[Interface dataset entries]

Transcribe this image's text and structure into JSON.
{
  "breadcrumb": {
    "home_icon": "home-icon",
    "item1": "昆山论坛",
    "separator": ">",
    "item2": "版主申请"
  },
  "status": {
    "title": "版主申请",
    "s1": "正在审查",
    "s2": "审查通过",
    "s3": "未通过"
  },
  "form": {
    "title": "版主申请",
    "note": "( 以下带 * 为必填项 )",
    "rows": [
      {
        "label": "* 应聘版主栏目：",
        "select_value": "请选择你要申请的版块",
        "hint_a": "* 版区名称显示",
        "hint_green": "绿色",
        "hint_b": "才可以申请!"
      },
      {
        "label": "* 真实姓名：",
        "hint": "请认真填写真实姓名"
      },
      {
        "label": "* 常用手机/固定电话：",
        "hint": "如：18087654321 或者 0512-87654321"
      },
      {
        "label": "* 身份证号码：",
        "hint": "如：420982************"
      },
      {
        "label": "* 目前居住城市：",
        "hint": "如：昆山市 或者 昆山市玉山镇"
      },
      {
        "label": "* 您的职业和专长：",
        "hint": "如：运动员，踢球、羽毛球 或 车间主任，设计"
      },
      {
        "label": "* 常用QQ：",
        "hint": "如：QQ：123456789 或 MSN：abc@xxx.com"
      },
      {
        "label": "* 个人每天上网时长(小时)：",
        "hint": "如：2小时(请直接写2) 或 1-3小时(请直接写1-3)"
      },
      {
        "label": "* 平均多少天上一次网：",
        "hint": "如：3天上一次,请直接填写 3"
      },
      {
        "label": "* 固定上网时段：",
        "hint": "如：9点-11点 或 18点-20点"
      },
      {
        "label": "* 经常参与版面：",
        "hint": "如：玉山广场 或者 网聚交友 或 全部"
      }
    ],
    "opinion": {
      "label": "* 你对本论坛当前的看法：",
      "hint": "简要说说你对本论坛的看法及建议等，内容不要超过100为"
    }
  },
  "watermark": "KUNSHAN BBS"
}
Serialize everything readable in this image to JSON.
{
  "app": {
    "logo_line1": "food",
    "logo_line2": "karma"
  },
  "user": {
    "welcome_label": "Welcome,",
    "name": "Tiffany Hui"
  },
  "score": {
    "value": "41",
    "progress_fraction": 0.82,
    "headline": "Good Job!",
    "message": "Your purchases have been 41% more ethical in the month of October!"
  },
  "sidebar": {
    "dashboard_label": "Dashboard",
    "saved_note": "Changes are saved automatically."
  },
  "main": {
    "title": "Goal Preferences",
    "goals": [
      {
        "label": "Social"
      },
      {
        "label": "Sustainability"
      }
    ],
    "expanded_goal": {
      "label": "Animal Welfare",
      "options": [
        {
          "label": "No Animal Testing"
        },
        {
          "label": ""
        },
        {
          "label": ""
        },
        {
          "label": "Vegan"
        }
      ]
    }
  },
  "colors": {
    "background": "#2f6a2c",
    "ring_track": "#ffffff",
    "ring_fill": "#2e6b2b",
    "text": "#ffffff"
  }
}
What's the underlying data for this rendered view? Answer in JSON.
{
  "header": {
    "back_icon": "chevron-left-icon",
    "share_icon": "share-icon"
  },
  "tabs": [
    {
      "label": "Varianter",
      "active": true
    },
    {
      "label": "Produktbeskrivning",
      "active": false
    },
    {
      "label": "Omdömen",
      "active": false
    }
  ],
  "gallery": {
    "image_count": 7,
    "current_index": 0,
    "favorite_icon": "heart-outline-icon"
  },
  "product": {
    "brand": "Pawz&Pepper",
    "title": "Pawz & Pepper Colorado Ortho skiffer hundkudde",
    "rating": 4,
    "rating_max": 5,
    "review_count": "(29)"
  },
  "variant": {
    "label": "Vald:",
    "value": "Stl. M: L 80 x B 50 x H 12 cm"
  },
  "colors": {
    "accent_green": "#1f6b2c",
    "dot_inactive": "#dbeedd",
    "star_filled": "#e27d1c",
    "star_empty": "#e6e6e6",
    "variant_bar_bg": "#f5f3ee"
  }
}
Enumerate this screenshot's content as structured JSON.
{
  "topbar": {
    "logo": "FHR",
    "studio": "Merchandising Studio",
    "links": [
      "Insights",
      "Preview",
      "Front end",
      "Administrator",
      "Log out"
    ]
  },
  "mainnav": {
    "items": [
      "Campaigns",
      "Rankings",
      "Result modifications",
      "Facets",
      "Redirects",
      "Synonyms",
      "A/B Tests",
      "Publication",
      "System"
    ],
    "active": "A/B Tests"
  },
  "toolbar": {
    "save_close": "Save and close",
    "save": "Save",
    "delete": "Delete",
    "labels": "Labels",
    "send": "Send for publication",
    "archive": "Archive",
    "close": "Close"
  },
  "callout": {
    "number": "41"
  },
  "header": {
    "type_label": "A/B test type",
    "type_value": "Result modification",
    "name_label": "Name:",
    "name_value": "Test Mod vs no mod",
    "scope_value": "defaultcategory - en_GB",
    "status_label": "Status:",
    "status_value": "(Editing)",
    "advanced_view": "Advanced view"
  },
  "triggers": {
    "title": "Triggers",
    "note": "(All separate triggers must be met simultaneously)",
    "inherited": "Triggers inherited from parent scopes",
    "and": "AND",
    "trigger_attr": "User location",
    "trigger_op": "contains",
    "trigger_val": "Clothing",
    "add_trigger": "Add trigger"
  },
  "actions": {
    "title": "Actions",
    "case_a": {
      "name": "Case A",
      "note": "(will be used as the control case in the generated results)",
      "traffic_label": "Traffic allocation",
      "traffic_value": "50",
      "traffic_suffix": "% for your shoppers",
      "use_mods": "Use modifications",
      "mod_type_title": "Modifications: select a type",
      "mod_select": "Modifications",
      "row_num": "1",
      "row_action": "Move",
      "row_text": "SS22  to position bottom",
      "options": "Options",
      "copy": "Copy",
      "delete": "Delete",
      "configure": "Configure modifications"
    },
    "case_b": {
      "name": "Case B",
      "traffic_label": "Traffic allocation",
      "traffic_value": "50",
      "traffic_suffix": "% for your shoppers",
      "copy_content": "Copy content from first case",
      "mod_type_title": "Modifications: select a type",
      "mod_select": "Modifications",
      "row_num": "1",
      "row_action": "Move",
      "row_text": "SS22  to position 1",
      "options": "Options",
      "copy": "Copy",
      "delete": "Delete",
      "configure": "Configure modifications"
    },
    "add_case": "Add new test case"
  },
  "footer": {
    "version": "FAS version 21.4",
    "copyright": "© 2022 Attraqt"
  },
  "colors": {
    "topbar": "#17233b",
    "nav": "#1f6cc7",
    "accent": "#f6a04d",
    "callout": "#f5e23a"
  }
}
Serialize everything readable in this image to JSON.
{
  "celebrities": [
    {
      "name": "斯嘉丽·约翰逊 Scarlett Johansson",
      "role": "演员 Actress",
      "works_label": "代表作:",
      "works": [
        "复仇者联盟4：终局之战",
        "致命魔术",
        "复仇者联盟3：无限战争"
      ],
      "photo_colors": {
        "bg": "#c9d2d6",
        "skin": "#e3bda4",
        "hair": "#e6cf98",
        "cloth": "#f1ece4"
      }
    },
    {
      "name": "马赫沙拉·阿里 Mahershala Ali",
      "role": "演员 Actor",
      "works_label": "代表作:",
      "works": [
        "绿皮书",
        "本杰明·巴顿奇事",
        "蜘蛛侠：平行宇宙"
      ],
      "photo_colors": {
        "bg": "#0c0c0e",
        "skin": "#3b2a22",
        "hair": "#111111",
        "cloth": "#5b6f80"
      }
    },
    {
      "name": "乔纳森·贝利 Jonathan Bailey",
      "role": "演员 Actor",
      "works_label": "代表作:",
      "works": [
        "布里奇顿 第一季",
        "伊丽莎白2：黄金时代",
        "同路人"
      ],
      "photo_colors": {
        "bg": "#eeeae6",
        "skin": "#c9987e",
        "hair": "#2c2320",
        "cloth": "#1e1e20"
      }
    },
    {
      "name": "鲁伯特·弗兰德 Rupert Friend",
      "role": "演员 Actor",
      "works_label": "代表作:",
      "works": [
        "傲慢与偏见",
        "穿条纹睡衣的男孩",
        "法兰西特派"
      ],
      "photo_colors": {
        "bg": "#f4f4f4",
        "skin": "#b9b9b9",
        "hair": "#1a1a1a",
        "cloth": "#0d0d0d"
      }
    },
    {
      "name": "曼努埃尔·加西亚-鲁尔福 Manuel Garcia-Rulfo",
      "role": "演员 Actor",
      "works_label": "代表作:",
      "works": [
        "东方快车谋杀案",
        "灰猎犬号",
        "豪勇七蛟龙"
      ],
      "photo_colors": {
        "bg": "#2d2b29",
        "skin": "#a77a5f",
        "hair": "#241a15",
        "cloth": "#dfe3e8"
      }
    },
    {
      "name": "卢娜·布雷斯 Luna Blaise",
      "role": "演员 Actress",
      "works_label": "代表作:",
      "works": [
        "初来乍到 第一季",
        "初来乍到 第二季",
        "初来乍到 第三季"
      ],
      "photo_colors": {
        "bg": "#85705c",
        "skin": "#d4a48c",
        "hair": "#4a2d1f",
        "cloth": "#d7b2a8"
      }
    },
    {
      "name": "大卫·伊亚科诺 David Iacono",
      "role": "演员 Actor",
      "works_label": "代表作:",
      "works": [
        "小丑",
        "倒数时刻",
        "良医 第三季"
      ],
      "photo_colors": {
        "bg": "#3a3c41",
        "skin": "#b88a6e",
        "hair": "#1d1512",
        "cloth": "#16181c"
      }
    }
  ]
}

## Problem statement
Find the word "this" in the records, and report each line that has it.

## Response to the exercise
Transcribe this image's text and structure into JSON.
Serialize everything readable in this image to JSON.
What's the underlying data for this rendered view? Answer in JSON.
Enumerate this screenshot's content as structured JSON.
Serialize everything readable in this image to JSON.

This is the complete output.